**Assignment:**
Check each line of the material below for the word "true". Say how many lines have it, and nothing else.

>>

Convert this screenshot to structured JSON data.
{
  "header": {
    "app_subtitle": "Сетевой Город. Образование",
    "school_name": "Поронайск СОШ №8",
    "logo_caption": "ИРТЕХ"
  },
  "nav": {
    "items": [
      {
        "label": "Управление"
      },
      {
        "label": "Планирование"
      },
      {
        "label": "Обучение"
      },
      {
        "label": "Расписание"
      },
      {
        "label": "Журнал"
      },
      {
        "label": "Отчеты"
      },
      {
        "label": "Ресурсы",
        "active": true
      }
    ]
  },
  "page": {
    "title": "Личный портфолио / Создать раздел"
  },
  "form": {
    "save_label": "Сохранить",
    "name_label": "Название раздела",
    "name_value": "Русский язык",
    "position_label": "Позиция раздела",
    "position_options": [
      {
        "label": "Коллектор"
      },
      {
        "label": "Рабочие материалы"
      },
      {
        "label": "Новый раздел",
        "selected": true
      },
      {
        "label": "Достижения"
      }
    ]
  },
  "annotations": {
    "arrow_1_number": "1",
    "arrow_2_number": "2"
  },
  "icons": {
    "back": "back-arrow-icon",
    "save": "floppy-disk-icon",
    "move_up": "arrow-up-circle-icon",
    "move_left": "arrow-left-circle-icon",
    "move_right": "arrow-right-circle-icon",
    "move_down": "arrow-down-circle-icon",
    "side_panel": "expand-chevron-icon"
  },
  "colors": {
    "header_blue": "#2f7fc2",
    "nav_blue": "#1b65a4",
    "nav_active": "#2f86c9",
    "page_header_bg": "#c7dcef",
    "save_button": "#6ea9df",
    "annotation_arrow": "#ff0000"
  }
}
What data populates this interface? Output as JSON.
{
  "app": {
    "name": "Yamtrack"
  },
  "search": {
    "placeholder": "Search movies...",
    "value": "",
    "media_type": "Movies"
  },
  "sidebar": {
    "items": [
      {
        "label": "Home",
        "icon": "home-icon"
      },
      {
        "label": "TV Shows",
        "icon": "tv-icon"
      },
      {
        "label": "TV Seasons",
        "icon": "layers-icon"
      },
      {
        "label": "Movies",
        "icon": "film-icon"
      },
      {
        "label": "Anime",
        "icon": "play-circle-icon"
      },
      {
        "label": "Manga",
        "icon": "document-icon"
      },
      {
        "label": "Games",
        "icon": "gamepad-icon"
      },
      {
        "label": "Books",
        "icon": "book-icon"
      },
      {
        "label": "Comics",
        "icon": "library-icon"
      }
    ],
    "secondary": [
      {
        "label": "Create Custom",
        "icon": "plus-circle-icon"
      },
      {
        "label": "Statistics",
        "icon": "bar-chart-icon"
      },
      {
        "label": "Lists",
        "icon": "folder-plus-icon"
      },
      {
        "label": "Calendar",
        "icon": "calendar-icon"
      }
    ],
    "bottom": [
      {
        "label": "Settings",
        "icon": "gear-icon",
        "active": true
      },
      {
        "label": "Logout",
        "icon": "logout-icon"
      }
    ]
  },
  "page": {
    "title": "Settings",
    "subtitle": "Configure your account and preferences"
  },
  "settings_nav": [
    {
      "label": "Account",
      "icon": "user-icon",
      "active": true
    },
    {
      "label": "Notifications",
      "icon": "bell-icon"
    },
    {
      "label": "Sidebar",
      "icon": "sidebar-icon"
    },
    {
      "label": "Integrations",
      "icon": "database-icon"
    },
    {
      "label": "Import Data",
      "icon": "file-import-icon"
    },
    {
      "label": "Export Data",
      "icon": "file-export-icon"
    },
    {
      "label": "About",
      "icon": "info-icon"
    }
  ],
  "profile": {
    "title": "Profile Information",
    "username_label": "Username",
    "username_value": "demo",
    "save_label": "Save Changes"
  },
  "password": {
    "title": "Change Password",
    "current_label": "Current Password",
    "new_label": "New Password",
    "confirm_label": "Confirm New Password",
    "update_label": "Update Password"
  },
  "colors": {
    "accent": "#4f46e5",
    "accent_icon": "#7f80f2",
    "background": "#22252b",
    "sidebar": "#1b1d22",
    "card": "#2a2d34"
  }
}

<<

**Solution:**
4